“To me the philosophy of the twenty-first century…is the philosophy of information”
with Timothy Leary
Timothy Leary has been a public icon of extreme controversy for several decades. Because of all the sensationalized publicity he has received from the media, much of this man ‘s real accomplishments have been obscured and his image distorted in many people ‘s minds. Timothy was a highly successful research psychologist long before he had his first encounter with psychedelic drugs. He received his Ph.D. from UC Berkeley, was on the distinguished faculty at Harvard, and his book Interpersonal Diagnosis of Personality– called “the best work in psychotherapy ” in 1957 by the Annual Review of Psychology– remains a standard text in its field to this day. When his research with psychedelic drugs began to have an impact on the general public, and Leary refused to discontinue his research, he was dismissed from Harvard. Leary metamorphosizeed from academic professor to counterculture folk hero. He continued his research in Mexico and the Millbrook estate in N. Y., working with many influential writers, artists, scientific researchers, and philosophers. Timothy ‘s highly influential books and lectures made him extremely popular among young people and intensely feared by the establishment. He was sentenced to ten years in prison for less than a half an ounce of marijuana in 1970.
He escaped from prison with the help of the Weather Underground, and lived the wild life of a fugititive in North Africa and Europe. He was kidnapped by DEA agents in Afghanistan, brought back to American prison, and was finally paroled in 1976. Through all this Leary never lost his sense of optimism, nor his sense of humor, which are trademarks of his charisma. Leary is the author of more than twenty-five books and computer software programs. He continues to lecture, write, perform, and design educational computer software. We interviewed Timothy on the patio at his home in Beverly Hills on June the 20th in 1989. Even in the hot, sticky heat of that afternoon, Timothy was buzzing with lively electrical energy, and his good-humored optimism was contagious. Timothy spoke with us about his eight-circuit model of consciousness, the sociobiological implications of the cyberpunk movement, information theory, computers, cyber-space, and his plans for cryonic suspension. Timothy has a wonderful ability to make people around him feel good about themselves. He looks you directly in the eye, listens carefully, and gives you full attention when you speak. Most of all, he made us laugh.
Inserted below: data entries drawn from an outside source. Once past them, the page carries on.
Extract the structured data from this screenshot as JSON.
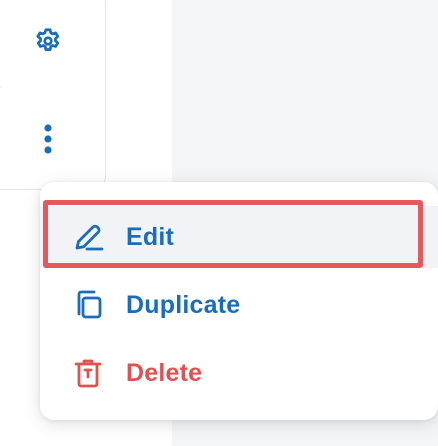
{
  "toolbar": {
    "settings_icon": "gear-icon",
    "more_icon": "vertical-ellipsis-icon"
  },
  "menu": {
    "items": [
      {
        "label": "Edit",
        "icon": "pencil-icon",
        "color": "#1a6dbb",
        "selected": true
      },
      {
        "label": "Duplicate",
        "icon": "duplicate-icon",
        "color": "#1a6dbb"
      },
      {
        "label": "Delete",
        "icon": "trash-icon",
        "color": "#e0524f"
      }
    ]
  },
  "colors": {
    "accent": "#1a6dbb",
    "danger": "#e0524f",
    "highlight": "#e8585a"
  }
}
DJB: What was it that originally inspired your interest in psychology? Was there an early event that sparked the interest?
TIMOTHY: From my earliest years of thinking about careers and futures, I always assumed I was going to be a philosopher. As early as ten, fifteen years old, !just assumed I was doing this. I’ve always been fascinated with communication. I was the editor of my school paper in high school, where I performed experiments in fissioning and collaging ideas. I edited this paper so that I filled it with works of writers who did not go to that high school, but whose works were necessary to fill it out.
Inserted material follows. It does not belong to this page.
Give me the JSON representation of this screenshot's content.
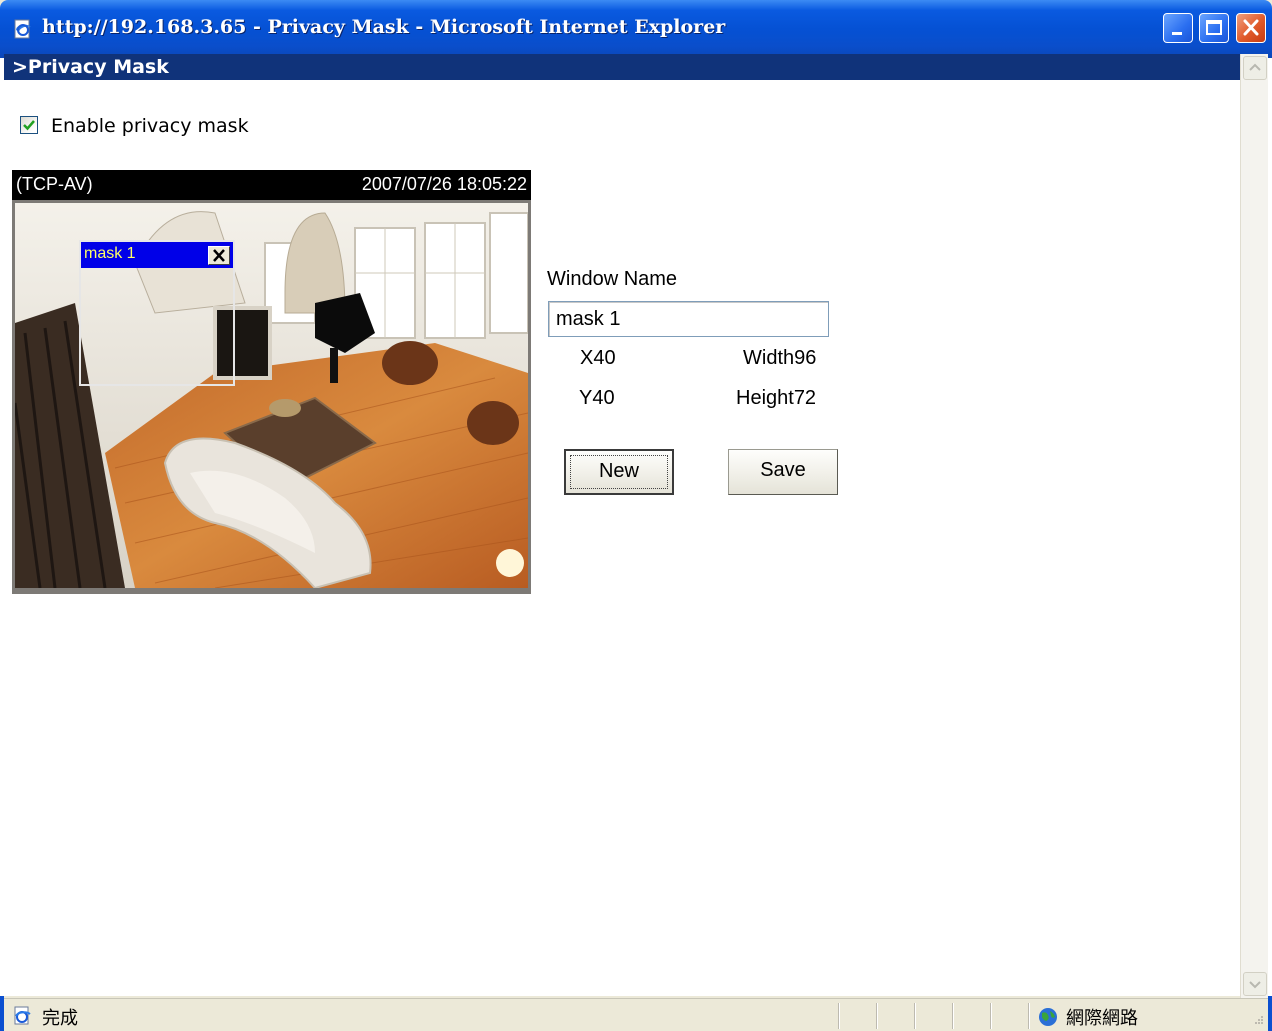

I cite this as an example of my interest in communication, and new modes of communication. To me the philosophy of the twenty-first century, which is quantum philosophy, is the philosophy of information. We see this in the linguists, the seniticions, Kojipsky, Wittgenstein, and then the enormous breakthrough provided by the thought-digitizing appliance known as the computer. The history of the roaring twentieth century is the history of our becoming an information species, and you could hardly be a philosopher, or for that matter a scientist, in the twentieth century, if you’re not working in this wave.
DJB: Just so that everyone is familiar with your eight-circuit model of consciousness, can you briefly explain the intention behind it and what it expresses?
TIMOTHY: Well, in the late 50s and 60s, a group of a hundred or so select psychologists and philosophers discovered the brain. That is, they discovered how to navigate and explore the brain, just like Magellan and Columbus did for the outer geography of the planet earth. People like Aldous Huxley, Alan Watts, and Albert Hofman used psyche-active vehicles to move around in the brain.